Hopefully we haven’t put her off continuing in the hobby, though as we had a good laugh shooting round and chatting about anything and everything, I think we will see here again.
Sharon shooting 3D turkey target

Sharon shooting 3D turkey target

The course was familiar to many of us who had shot Centaura competitions before, consisting of 36 targets being a mix of 3D and paper faces. To be fair to the course layers they have added a couple of new shots, which seemed to work pretty well.
If you ever shoot at Centaura you will discover that the club produces some custom paper faces, which though can be quite small generally have generous scoring lines and offer a nice change to the normal ones seen at other shoots.
Andrew shooting 3d

Andrew shooting 3d

Overall the day went pretty well, but with over 120 archers in quite a small wood it was at times a bit slow, whilst waiting for the group in front to shoot or clear the target.
Sharon framed between the trees

Sharon framed between the trees

Personally I feel there was only one 3D shot (the bedded goat in the quarry) and maybe one paper face (fox) that could have been thought of as a bit stretched for the size of target.
Long paper fox target at Centaura

Sue shooting the long paper fox target at Centaura

To be fair though it looks like the club have invested in some new 3Ds which work well and look good.
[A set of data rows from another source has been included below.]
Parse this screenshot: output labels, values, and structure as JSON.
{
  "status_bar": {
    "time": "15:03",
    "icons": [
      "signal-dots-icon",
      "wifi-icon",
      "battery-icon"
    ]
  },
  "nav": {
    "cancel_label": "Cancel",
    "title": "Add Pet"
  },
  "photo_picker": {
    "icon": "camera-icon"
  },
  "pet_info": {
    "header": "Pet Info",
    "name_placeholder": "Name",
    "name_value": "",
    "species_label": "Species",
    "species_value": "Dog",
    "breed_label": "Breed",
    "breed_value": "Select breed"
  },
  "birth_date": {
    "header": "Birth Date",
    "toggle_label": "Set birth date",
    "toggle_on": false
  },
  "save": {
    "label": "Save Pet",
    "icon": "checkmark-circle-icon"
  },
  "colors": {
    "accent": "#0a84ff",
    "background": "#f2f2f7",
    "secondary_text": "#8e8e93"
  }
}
Being a small wood I think they struggle to change shots or course without starting from scratch.

3D lizard

As normal for Centaura there was a lunch break of 45 minutes to allow archers time to grab some food before being back out on the peg. For those not familiar with this lunch break concept it is a break, normally between 12:30 and 1:15, during which time all shooting is stopped. They have added a drinks table outside that speeds up the process of serving 100 plus thirsty archers.
Andrew shooting 3D bedded deer target

Andrew shooting 3D bedded deer target

I wasn’t shooting too badly in the morning, but after the food stop I hit a problem. I had a muscle twinge in my shoulder, from then on I was struggling to hold at full draw, obviously this impacted on the last 10 targets with me blanking two and dropping to second arrows on others. I think I need to do some more practise and build the shoulder up a bit. Sharon shot well, getting first in ladies Flatbow and despite my shoulder problems I managed a first in gents.
The only real downside would be a very slow drive home partly down to shoulder twinges but mostly due to heavy traffic on the motorway.
Thanks for reading.

Sad News

Shortly after this shoot report was written up, I heard that the club had been targeted by thieves, with details here. Since then they have published a full list of items stolen.

List of items taken
3 x Left Hand Polar bows 16 18 and 36 poundages
3 x Right Hand Polar bows 16, 18 and 28 poundages

2 junior “Jelly” bows colours orange and light brown 10Lb

Arrows :
36 carbon Mybo Hailstorm
24 aluminium Easton
36 miscellaneous manufacturers aluminium, carbon and fibre glass
12 wood arrows

Here’s hoping the club survives and continues to grow. Good luck